§ Task statement
Could you give back every record below exactly, leaving out the pictures?

§ Recorded data
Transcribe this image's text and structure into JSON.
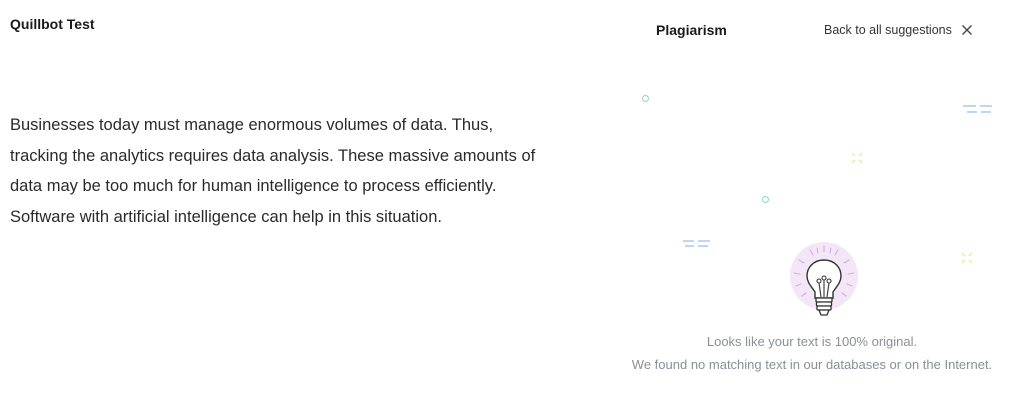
{
  "document": {
    "title": "Quillbot Test",
    "lines": [
      "Businesses today must manage enormous volumes of data. Thus,",
      "tracking the analytics requires data analysis. These massive amounts of",
      "data may be too much for human intelligence to process efficiently.",
      "Software with artificial intelligence can help in this situation."
    ]
  },
  "panel": {
    "title": "Plagiarism",
    "back_label": "Back to all suggestions",
    "close_icon": "close-icon",
    "result_icon": "lightbulb-icon",
    "message_primary": "Looks like your text is 100% original.",
    "message_secondary": "We found no matching text in our databases or on the Internet."
  },
  "colors": {
    "accent_teal": "#8fd3c8",
    "accent_blue": "#a9c8ee",
    "accent_yellow": "#f3e6a2",
    "bulb_glow": "#f1e3f7",
    "muted_text": "#8a8f98"
  }
}
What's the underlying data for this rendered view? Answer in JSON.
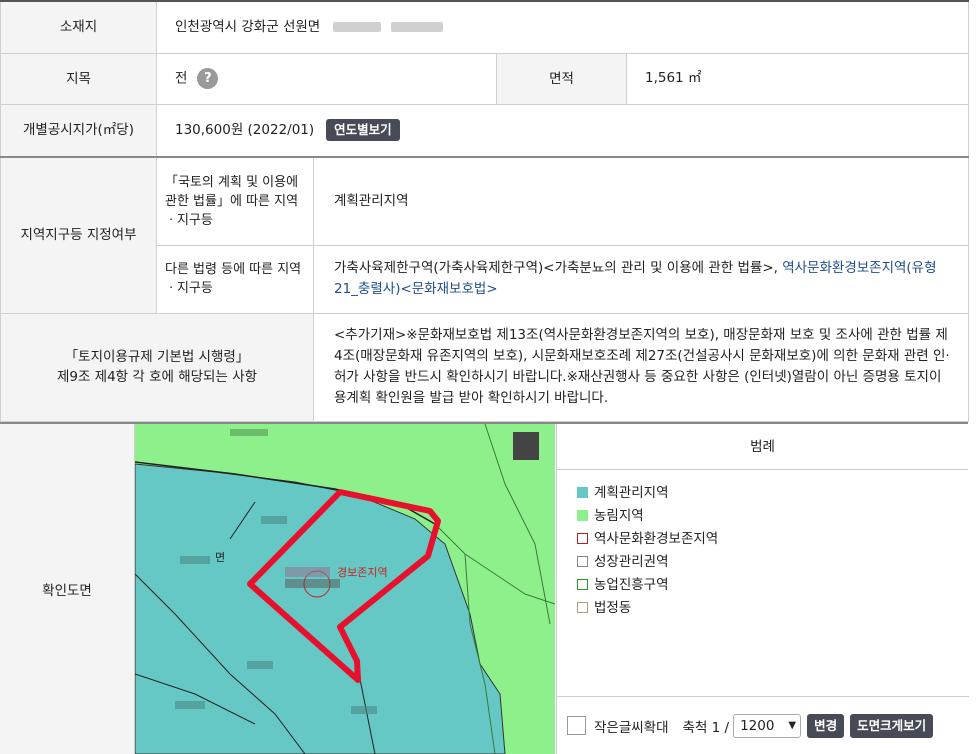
{
  "rows": {
    "location": {
      "label": "소재지",
      "value": "인천광역시 강화군 선원면"
    },
    "landcat": {
      "label": "지목",
      "value": "전",
      "help_icon": "?",
      "area_label": "면적",
      "area_value": "1,561 ㎡"
    },
    "price": {
      "label": "개별공시지가(㎡당)",
      "value": "130,600원 (2022/01)",
      "button": "연도별보기"
    },
    "zone": {
      "label": "지역지구등 지정여부",
      "sub1_label": "「국토의 계획 및 이용에 관한 법률」에 따른 지역ㆍ지구등",
      "sub1_value": "계획관리지역",
      "sub2_label": "다른 법령 등에 따른 지역ㆍ지구등",
      "sub2_value_plain": "가축사육제한구역(가축사육제한구역)<가축분뇨의 관리 및 이용에 관한 법률>, ",
      "sub2_value_link": "역사문화환경보존지역(유형21_충렬사)<문화재보호법>"
    },
    "regulation": {
      "label_line1": "「토지이용규제 기본법 시행령」",
      "label_line2": "제9조 제4항 각 호에 해당되는 사항",
      "value": "<추가기재>※문화재보호법 제13조(역사문화환경보존지역의 보호), 매장문화재 보호 및 조사에 관한 법률 제4조(매장문화재 유존지역의 보호), 시문화재보호조례 제27조(건설공사시 문화재보호)에 의한 문화재 관련 인·허가 사항을 반드시 확인하시기 바랍니다.※재산권행사 등 중요한 사항은 (인터넷)열람이 아닌 증명용 토지이용계획 확인원을 발급 받아 확인하시기 바랍니다."
    },
    "map": {
      "label": "확인도면",
      "map_text": "경보존지역",
      "map_text2": "면"
    }
  },
  "legend": {
    "title": "범례",
    "items": [
      {
        "label": "계획관리지역",
        "color": "#66c8c4",
        "filled": true
      },
      {
        "label": "농림지역",
        "color": "#8ef08a",
        "filled": true
      },
      {
        "label": "역사문화환경보존지역",
        "color": "#b22222",
        "filled": false
      },
      {
        "label": "성장관리권역",
        "color": "#888888",
        "filled": false
      },
      {
        "label": "농업진흥구역",
        "color": "#2a9a2a",
        "filled": false
      },
      {
        "label": "법정동",
        "color": "#b89a7a",
        "filled": false
      }
    ],
    "small_text_label": "작은글씨확대",
    "scale_label": "축척 1 /",
    "scale_value": "1200",
    "change_button": "변경",
    "enlarge_button": "도면크게보기"
  },
  "colors": {
    "plan_zone": "#66c8c4",
    "farm_zone": "#8ef08a",
    "parcel": "#e8112d"
  }
}
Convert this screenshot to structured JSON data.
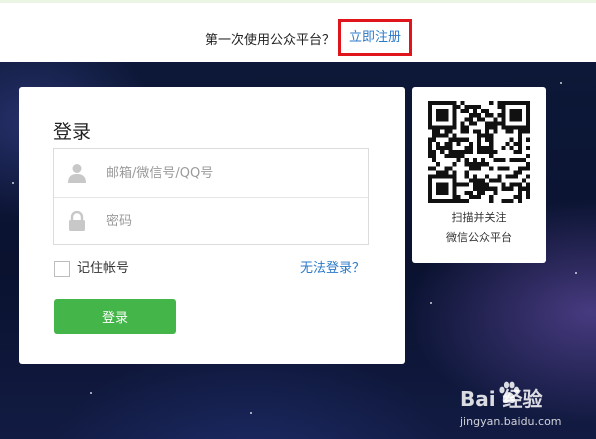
{
  "header": {
    "prompt": "第一次使用公众平台？",
    "register_link": "立即注册",
    "highlight_color": "#e0141b"
  },
  "login": {
    "title": "登录",
    "account_placeholder": "邮箱/微信号/QQ号",
    "password_placeholder": "密码",
    "remember_label": "记住帐号",
    "remember_checked": false,
    "forgot_link": "无法登录？",
    "submit_label": "登录",
    "accent_color": "#44b549"
  },
  "qr": {
    "line1": "扫描并关注",
    "line2": "微信公众平台"
  },
  "watermark": {
    "brand": "Bai 经验",
    "url": "jingyan.baidu.com"
  },
  "icons": [
    "user-icon",
    "lock-icon",
    "qr-code",
    "baidu-paw-icon"
  ]
}
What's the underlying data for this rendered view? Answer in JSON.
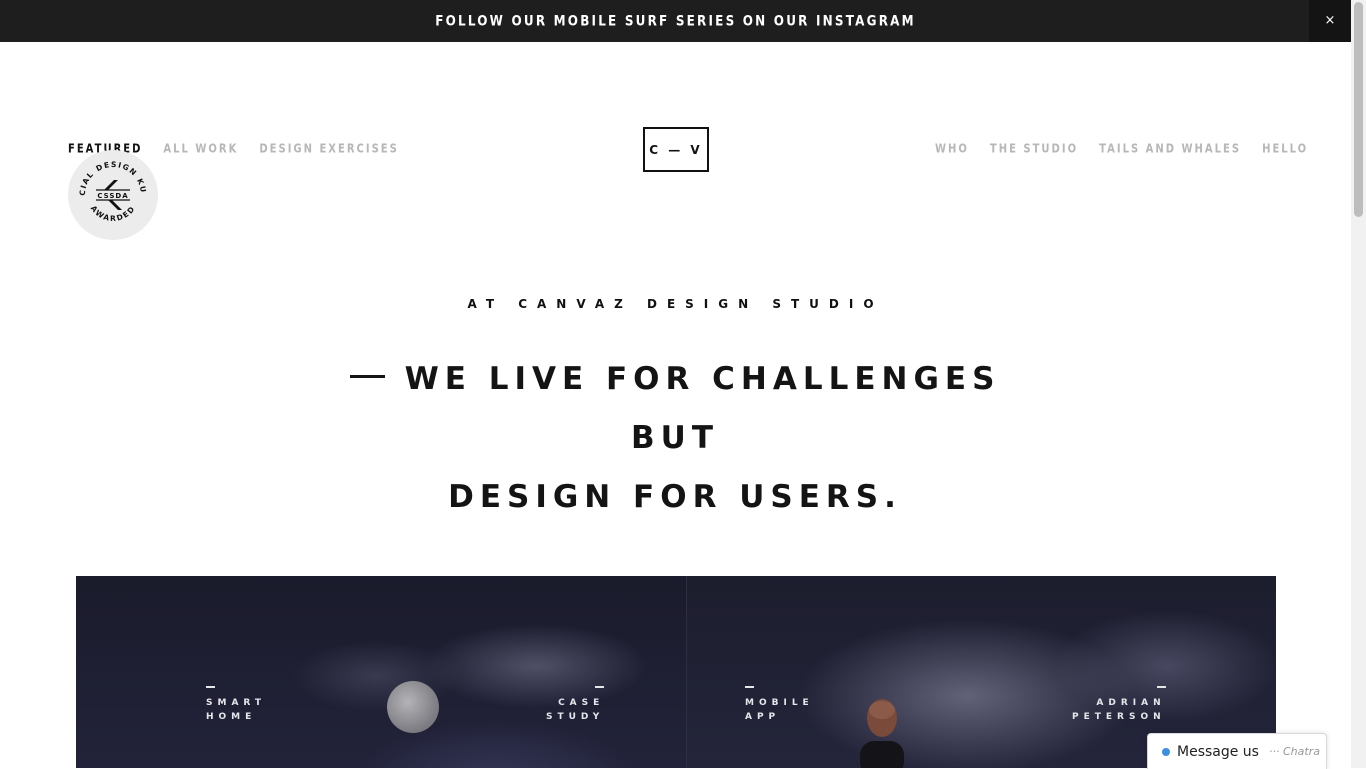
{
  "banner": {
    "text": "FOLLOW OUR MOBILE SURF SERIES ON OUR INSTAGRAM",
    "close": "×"
  },
  "nav_left": [
    {
      "label": "FEATURED",
      "active": true
    },
    {
      "label": "ALL WORK",
      "active": false
    },
    {
      "label": "DESIGN EXERCISES",
      "active": false
    }
  ],
  "logo": "C — V",
  "nav_right": [
    {
      "label": "WHO"
    },
    {
      "label": "THE STUDIO"
    },
    {
      "label": "TAILS AND WHALES"
    },
    {
      "label": "HELLO"
    }
  ],
  "badge": {
    "top_text": "SPECIAL DESIGN KUDOS",
    "center_text": "CSSDA",
    "bottom_text": "AWARDED"
  },
  "hero": {
    "eyebrow": "AT CANVAZ DESIGN STUDIO",
    "headline_line1": "WE LIVE FOR CHALLENGES BUT",
    "headline_line2": "DESIGN FOR USERS."
  },
  "showcase": {
    "left": {
      "tag_left": "SMART\nHOME",
      "tag_right": "CASE\nSTUDY"
    },
    "right": {
      "tag_left": "MOBILE\nAPP",
      "tag_right": "ADRIAN\nPETERSON"
    }
  },
  "chat": {
    "label": "Message us",
    "brand": "··· Chatra"
  },
  "colors": {
    "banner_bg": "#1e1e1e",
    "nav_inactive": "#b7b7b7",
    "showcase_bg": "#1b1c2c",
    "chat_dot": "#3b8fe0"
  }
}
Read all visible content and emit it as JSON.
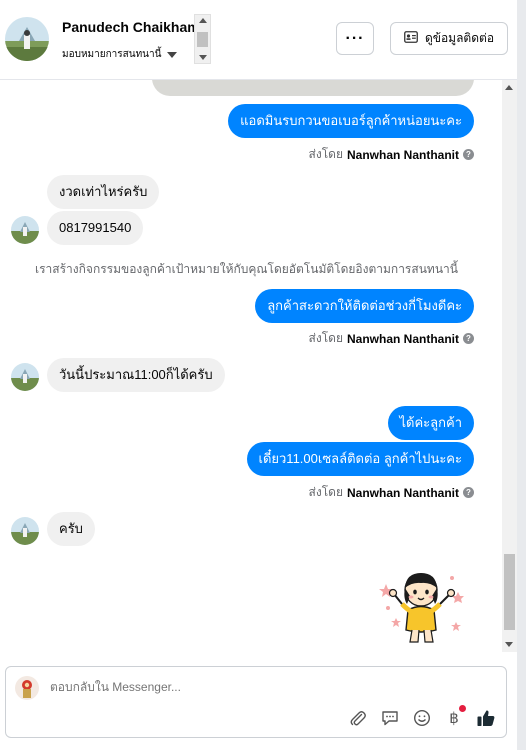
{
  "header": {
    "contact_name": "Panudech Chaikham",
    "assign_label": "มอบหมายการสนทนานี้",
    "more_label": "···",
    "contact_info_label": "ดูข้อมูลติดต่อ",
    "more_icon": "ellipsis-icon",
    "contact_icon": "id-card-icon"
  },
  "chat": {
    "outgoing_1": "แอดมินรบกวนขอเบอร์ลูกค้าหน่อยนะคะ",
    "sent_by_prefix": "ส่งโดย",
    "agent_name": "Nanwhan Nanthanit",
    "incoming_1": "งวดเท่าไหร่ครับ",
    "incoming_2": "0817991540",
    "system_note": "เราสร้างกิจกรรมของลูกค้าเป้าหมายให้กับคุณโดยอัตโนมัติโดยอิงตามการสนทนานี้",
    "outgoing_2": "ลูกค้าสะดวกให้ติดต่อช่วงกี่โมงดีคะ",
    "incoming_3": "วันนี้ประมาณ11:00ก็ได้ครับ",
    "outgoing_3": "ได้ค่ะลูกค้า",
    "outgoing_4": "เดี๋ยว11.00เซลล์ติดต่อ ลูกค้าไปนะคะ",
    "incoming_4": "ครับ",
    "sticker": "girl-sticker"
  },
  "composer": {
    "placeholder": "ตอบกลับใน Messenger...",
    "icons": [
      "paperclip-icon",
      "chat-bubble-icon",
      "smiley-icon",
      "baht-icon",
      "thumbs-up-icon"
    ]
  },
  "colors": {
    "outgoing_bubble": "#0084ff",
    "incoming_bubble": "#f0f0f0",
    "like_icon": "#1c2b33",
    "notification_dot": "#e41e3f"
  }
}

§ Answer below
Transcribe this image's text and structure into JSON.
{
  "document": {
    "title": "Quillbot Test",
    "lines": [
      "Businesses today must manage enormous volumes of data. Thus,",
      "tracking the analytics requires data analysis. These massive amounts of",
      "data may be too much for human intelligence to process efficiently.",
      "Software with artificial intelligence can help in this situation."
    ]
  },
  "panel": {
    "title": "Plagiarism",
    "back_label": "Back to all suggestions",
    "close_icon": "close-icon",
    "result_icon": "lightbulb-icon",
    "message_primary": "Looks like your text is 100% original.",
    "message_secondary": "We found no matching text in our databases or on the Internet."
  },
  "colors": {
    "accent_teal": "#8fd3c8",
    "accent_blue": "#a9c8ee",
    "accent_yellow": "#f3e6a2",
    "bulb_glow": "#f1e3f7",
    "muted_text": "#8a8f98"
  }
}
What's the underlying data for this rendered view? Answer in JSON.
{
  "rows": {
    "location": {
      "label": "소재지",
      "value": "인천광역시 강화군 선원면"
    },
    "landcat": {
      "label": "지목",
      "value": "전",
      "help_icon": "?",
      "area_label": "면적",
      "area_value": "1,561 ㎡"
    },
    "price": {
      "label": "개별공시지가(㎡당)",
      "value": "130,600원 (2022/01)",
      "button": "연도별보기"
    },
    "zone": {
      "label": "지역지구등 지정여부",
      "sub1_label": "「국토의 계획 및 이용에 관한 법률」에 따른 지역ㆍ지구등",
      "sub1_value": "계획관리지역",
      "sub2_label": "다른 법령 등에 따른 지역ㆍ지구등",
      "sub2_value_plain": "가축사육제한구역(가축사육제한구역)<가축분뇨의 관리 및 이용에 관한 법률>, ",
      "sub2_value_link": "역사문화환경보존지역(유형21_충렬사)<문화재보호법>"
    },
    "regulation": {
      "label_line1": "「토지이용규제 기본법 시행령」",
      "label_line2": "제9조 제4항 각 호에 해당되는 사항",
      "value": "<추가기재>※문화재보호법 제13조(역사문화환경보존지역의 보호), 매장문화재 보호 및 조사에 관한 법률 제4조(매장문화재 유존지역의 보호), 시문화재보호조례 제27조(건설공사시 문화재보호)에 의한 문화재 관련 인·허가 사항을 반드시 확인하시기 바랍니다.※재산권행사 등 중요한 사항은 (인터넷)열람이 아닌 증명용 토지이용계획 확인원을 발급 받아 확인하시기 바랍니다."
    },
    "map": {
      "label": "확인도면",
      "map_text": "경보존지역",
      "map_text2": "면"
    }
  },
  "legend": {
    "title": "범례",
    "items": [
      {
        "label": "계획관리지역",
        "color": "#66c8c4",
        "filled": true
      },
      {
        "label": "농림지역",
        "color": "#8ef08a",
        "filled": true
      },
      {
        "label": "역사문화환경보존지역",
        "color": "#b22222",
        "filled": false
      },
      {
        "label": "성장관리권역",
        "color": "#888888",
        "filled": false
      },
      {
        "label": "농업진흥구역",
        "color": "#2a9a2a",
        "filled": false
      },
      {
        "label": "법정동",
        "color": "#b89a7a",
        "filled": false
      }
    ],
    "small_text_label": "작은글씨확대",
    "scale_label": "축척 1 /",
    "scale_value": "1200",
    "change_button": "변경",
    "enlarge_button": "도면크게보기"
  },
  "colors": {
    "plan_zone": "#66c8c4",
    "farm_zone": "#8ef08a",
    "parcel": "#e8112d"
  }
}
Convert this screenshot to structured JSON data.
{
  "header": {
    "prompt": "第一次使用公众平台？",
    "register_link": "立即注册",
    "highlight_color": "#e0141b"
  },
  "login": {
    "title": "登录",
    "account_placeholder": "邮箱/微信号/QQ号",
    "password_placeholder": "密码",
    "remember_label": "记住帐号",
    "remember_checked": false,
    "forgot_link": "无法登录？",
    "submit_label": "登录",
    "accent_color": "#44b549"
  },
  "qr": {
    "line1": "扫描并关注",
    "line2": "微信公众平台"
  },
  "watermark": {
    "brand": "Bai 经验",
    "url": "jingyan.baidu.com"
  },
  "icons": [
    "user-icon",
    "lock-icon",
    "qr-code",
    "baidu-paw-icon"
  ]
}
What's the underlying data for this rendered view? Answer in JSON.
{
  "banner": {
    "text": "FOLLOW OUR MOBILE SURF SERIES ON OUR INSTAGRAM",
    "close": "×"
  },
  "nav_left": [
    {
      "label": "FEATURED",
      "active": true
    },
    {
      "label": "ALL WORK",
      "active": false
    },
    {
      "label": "DESIGN EXERCISES",
      "active": false
    }
  ],
  "logo": "C — V",
  "nav_right": [
    {
      "label": "WHO"
    },
    {
      "label": "THE STUDIO"
    },
    {
      "label": "TAILS AND WHALES"
    },
    {
      "label": "HELLO"
    }
  ],
  "badge": {
    "top_text": "SPECIAL DESIGN KUDOS",
    "center_text": "CSSDA",
    "bottom_text": "AWARDED"
  },
  "hero": {
    "eyebrow": "AT CANVAZ DESIGN STUDIO",
    "headline_line1": "WE LIVE FOR CHALLENGES BUT",
    "headline_line2": "DESIGN FOR USERS."
  },
  "showcase": {
    "left": {
      "tag_left": "SMART\nHOME",
      "tag_right": "CASE\nSTUDY"
    },
    "right": {
      "tag_left": "MOBILE\nAPP",
      "tag_right": "ADRIAN\nPETERSON"
    }
  },
  "chat": {
    "label": "Message us",
    "brand": "··· Chatra"
  },
  "colors": {
    "banner_bg": "#1e1e1e",
    "nav_inactive": "#b7b7b7",
    "showcase_bg": "#1b1c2c",
    "chat_dot": "#3b8fe0"
  }
}
Read all visible content and emit it as JSON.
{
  "header": {
    "contact_name": "Panudech Chaikham",
    "assign_label": "มอบหมายการสนทนานี้",
    "more_label": "···",
    "contact_info_label": "ดูข้อมูลติดต่อ",
    "more_icon": "ellipsis-icon",
    "contact_icon": "id-card-icon"
  },
  "chat": {
    "outgoing_1": "แอดมินรบกวนขอเบอร์ลูกค้าหน่อยนะคะ",
    "sent_by_prefix": "ส่งโดย",
    "agent_name": "Nanwhan Nanthanit",
    "incoming_1": "งวดเท่าไหร่ครับ",
    "incoming_2": "0817991540",
    "system_note": "เราสร้างกิจกรรมของลูกค้าเป้าหมายให้กับคุณโดยอัตโนมัติโดยอิงตามการสนทนานี้",
    "outgoing_2": "ลูกค้าสะดวกให้ติดต่อช่วงกี่โมงดีคะ",
    "incoming_3": "วันนี้ประมาณ11:00ก็ได้ครับ",
    "outgoing_3": "ได้ค่ะลูกค้า",
    "outgoing_4": "เดี๋ยว11.00เซลล์ติดต่อ ลูกค้าไปนะคะ",
    "incoming_4": "ครับ",
    "sticker": "girl-sticker"
  },
  "composer": {
    "placeholder": "ตอบกลับใน Messenger...",
    "icons": [
      "paperclip-icon",
      "chat-bubble-icon",
      "smiley-icon",
      "baht-icon",
      "thumbs-up-icon"
    ]
  },
  "colors": {
    "outgoing_bubble": "#0084ff",
    "incoming_bubble": "#f0f0f0",
    "like_icon": "#1c2b33",
    "notification_dot": "#e41e3f"
  }
}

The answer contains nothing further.